> [DATA FOR ANALYSIS]
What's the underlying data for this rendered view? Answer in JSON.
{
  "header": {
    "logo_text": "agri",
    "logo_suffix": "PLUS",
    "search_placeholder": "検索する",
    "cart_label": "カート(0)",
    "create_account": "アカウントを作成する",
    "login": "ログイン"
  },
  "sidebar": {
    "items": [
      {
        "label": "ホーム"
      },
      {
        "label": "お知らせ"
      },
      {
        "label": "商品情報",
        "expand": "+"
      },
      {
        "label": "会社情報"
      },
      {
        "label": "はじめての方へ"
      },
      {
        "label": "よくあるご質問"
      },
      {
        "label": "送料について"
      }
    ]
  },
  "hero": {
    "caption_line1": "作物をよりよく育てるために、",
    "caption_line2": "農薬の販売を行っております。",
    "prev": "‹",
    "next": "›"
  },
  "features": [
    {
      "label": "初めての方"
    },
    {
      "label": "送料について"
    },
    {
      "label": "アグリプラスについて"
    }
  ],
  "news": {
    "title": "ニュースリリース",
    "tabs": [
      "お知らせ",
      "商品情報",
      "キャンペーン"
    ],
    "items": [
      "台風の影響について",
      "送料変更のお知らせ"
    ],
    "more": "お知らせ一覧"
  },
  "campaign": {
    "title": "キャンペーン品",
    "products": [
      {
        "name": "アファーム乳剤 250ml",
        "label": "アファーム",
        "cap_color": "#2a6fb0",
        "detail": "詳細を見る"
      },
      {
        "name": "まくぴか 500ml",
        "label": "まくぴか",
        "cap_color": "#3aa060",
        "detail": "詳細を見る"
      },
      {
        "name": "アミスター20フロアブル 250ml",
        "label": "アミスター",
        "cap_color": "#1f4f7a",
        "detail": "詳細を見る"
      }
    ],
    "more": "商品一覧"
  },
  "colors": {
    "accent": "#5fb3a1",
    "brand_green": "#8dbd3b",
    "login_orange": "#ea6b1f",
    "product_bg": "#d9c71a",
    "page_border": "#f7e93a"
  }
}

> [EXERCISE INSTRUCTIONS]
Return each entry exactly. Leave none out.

> [RESPONSE]
What's the underlying data for this rendered view? Answer in JSON.
{
  "header": {
    "logo_text": "agri",
    "logo_suffix": "PLUS",
    "search_placeholder": "検索する",
    "cart_label": "カート(0)",
    "create_account": "アカウントを作成する",
    "login": "ログイン"
  },
  "sidebar": {
    "items": [
      {
        "label": "ホーム"
      },
      {
        "label": "お知らせ"
      },
      {
        "label": "商品情報",
        "expand": "+"
      },
      {
        "label": "会社情報"
      },
      {
        "label": "はじめての方へ"
      },
      {
        "label": "よくあるご質問"
      },
      {
        "label": "送料について"
      }
    ]
  },
  "hero": {
    "caption_line1": "作物をよりよく育てるために、",
    "caption_line2": "農薬の販売を行っております。",
    "prev": "‹",
    "next": "›"
  },
  "features": [
    {
      "label": "初めての方"
    },
    {
      "label": "送料について"
    },
    {
      "label": "アグリプラスについて"
    }
  ],
  "news": {
    "title": "ニュースリリース",
    "tabs": [
      "お知らせ",
      "商品情報",
      "キャンペーン"
    ],
    "items": [
      "台風の影響について",
      "送料変更のお知らせ"
    ],
    "more": "お知らせ一覧"
  },
  "campaign": {
    "title": "キャンペーン品",
    "products": [
      {
        "name": "アファーム乳剤 250ml",
        "label": "アファーム",
        "cap_color": "#2a6fb0",
        "detail": "詳細を見る"
      },
      {
        "name": "まくぴか 500ml",
        "label": "まくぴか",
        "cap_color": "#3aa060",
        "detail": "詳細を見る"
      },
      {
        "name": "アミスター20フロアブル 250ml",
        "label": "アミスター",
        "cap_color": "#1f4f7a",
        "detail": "詳細を見る"
      }
    ],
    "more": "商品一覧"
  },
  "colors": {
    "accent": "#5fb3a1",
    "brand_green": "#8dbd3b",
    "login_orange": "#ea6b1f",
    "product_bg": "#d9c71a",
    "page_border": "#f7e93a"
  }
}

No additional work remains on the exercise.